Residents will be given “smart” bins fitted with ID chips that can beam information to refuse wagons and town hall bosses about recycling habits. Plans are underway for existing bins to be retro-fitted with “refuse radio” devices in the borough of Redcar and Cleveland in the North-east of England The move will allow the authority to collect real-time data relating to bin collections, such as the number of bins collected at any given time and average weights, along with information on recycling rates.
It will also help the local authority cut its bill for replacing stolen bins, which cost it more than £72,000 last year. By comparing the weight of rubbish in recycling bins with that in domestic bins, the council believes it will be able to identify where more recycling education is needed.
Contracts worth £258,000 have already been awarded to the firm AC Weber to supply 170,000 new bins and electronically tag 150,000 old ones by March 31 next year. The technology, which will cover general waste, green and recycling bins, will go live in spring next year.
The council has a stockpile of 720 smart bins, but is waiting for refuse trucks to be fitted with the IT systems to monitor them.
Barry Hunt, cabinet member for the environment, confirmed the technology would allow the council to check how much residents were recycling.
He said: “With this virus more people are working from home and there is more rubbish.

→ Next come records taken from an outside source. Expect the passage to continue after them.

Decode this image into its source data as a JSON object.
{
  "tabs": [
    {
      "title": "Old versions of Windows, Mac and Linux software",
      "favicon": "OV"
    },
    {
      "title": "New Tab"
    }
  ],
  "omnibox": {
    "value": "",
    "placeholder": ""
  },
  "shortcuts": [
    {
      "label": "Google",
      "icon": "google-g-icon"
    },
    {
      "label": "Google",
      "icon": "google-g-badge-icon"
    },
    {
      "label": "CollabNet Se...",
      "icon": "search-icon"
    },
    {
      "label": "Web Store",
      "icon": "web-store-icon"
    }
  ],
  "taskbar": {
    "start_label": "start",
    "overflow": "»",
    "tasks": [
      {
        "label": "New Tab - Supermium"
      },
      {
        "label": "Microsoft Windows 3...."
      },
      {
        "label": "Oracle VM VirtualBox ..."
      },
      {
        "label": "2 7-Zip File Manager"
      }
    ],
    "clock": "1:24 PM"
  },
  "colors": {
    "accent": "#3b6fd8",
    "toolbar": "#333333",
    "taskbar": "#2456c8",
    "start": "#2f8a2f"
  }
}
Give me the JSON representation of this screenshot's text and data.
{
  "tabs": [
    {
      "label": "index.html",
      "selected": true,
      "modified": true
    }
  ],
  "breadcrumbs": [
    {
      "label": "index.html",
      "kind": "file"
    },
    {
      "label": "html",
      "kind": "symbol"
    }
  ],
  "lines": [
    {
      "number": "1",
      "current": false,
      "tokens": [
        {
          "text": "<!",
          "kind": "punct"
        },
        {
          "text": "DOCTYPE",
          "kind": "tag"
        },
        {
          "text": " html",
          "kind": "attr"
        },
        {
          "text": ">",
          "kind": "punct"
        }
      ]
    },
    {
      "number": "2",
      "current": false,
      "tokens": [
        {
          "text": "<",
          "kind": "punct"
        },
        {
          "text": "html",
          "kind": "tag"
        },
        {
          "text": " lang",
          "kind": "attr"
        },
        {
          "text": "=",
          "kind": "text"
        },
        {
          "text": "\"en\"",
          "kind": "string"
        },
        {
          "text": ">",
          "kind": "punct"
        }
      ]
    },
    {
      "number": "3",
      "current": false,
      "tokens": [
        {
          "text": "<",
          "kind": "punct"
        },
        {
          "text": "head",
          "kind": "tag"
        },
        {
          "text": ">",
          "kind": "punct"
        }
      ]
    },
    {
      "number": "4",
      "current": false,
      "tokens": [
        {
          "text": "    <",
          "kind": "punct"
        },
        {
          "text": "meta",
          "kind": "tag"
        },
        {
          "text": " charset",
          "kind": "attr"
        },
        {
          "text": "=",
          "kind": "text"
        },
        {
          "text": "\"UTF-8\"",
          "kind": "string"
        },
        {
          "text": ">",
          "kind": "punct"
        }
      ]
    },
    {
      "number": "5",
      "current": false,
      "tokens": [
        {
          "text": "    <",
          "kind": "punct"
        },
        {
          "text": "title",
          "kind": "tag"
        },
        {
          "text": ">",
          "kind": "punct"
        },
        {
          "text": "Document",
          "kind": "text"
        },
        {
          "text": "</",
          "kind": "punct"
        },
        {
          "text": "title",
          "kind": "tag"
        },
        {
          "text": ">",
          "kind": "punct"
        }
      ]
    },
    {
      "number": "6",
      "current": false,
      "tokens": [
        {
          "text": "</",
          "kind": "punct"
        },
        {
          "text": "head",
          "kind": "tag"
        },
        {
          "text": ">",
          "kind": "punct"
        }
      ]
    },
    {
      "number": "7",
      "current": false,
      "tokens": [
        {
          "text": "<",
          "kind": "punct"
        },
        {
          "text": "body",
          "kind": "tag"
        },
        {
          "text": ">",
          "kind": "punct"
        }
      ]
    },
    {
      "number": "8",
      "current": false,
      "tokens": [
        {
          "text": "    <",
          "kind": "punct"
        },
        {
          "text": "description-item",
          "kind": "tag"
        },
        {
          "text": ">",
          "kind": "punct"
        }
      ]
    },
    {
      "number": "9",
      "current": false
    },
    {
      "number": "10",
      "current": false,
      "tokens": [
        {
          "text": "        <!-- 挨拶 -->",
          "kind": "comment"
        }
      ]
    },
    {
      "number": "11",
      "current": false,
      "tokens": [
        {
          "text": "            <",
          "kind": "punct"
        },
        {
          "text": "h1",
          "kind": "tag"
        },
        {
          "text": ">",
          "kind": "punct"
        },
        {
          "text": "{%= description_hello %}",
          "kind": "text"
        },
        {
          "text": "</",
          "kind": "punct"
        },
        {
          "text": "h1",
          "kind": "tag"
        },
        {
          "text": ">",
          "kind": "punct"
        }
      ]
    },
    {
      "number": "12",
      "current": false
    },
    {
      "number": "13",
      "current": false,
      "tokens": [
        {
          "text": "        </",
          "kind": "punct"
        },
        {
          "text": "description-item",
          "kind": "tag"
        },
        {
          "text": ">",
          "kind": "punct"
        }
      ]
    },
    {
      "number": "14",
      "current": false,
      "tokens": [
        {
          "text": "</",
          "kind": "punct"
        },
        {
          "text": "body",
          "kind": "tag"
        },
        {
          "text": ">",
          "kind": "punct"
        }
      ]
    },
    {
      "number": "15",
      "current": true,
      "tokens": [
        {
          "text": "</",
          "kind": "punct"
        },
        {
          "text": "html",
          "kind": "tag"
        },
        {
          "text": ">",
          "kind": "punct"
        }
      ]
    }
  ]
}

People do not realise how hard it is to keep bin collections going and the tips working.
“I hope people don’t think it’s Big Brother – because in my opinion it is not. We all should be doing our best to recycle.We are not trying to catch people out, we are trying to help.
“As a council, we are always looking for innovative ways to improve the delivery of our services, honour our commitment for a cleaner and greener environment and to create better value for money for residents.
“Introducing chips on recycling bins provides a number of other benefits – they allow us to check all bins on a round have been processed.
“The technology will also allow us to monitor the weight of what we collect to improve the efficiency of our bin rounds.”
Danielle Boxall, media campaign manager at the TaxPayers’ Alliance, said: “Taxpayers in Redcar and Cleveland will be feeling rubbish when they learn their bins are being bugged. With budgets tight, local authorities should be prioritising keeping essential services like bin collections going, not installing refuse radios.
“Councils must put a stop to this kind of wasteful spending and recycle the money elsewhere.”
One resident said: “It is still an invasion of privacy, no matter how you dress it up. It is like they will be X-raying our bins so they can fine us if we stray. And we will have to pay more for new bins.”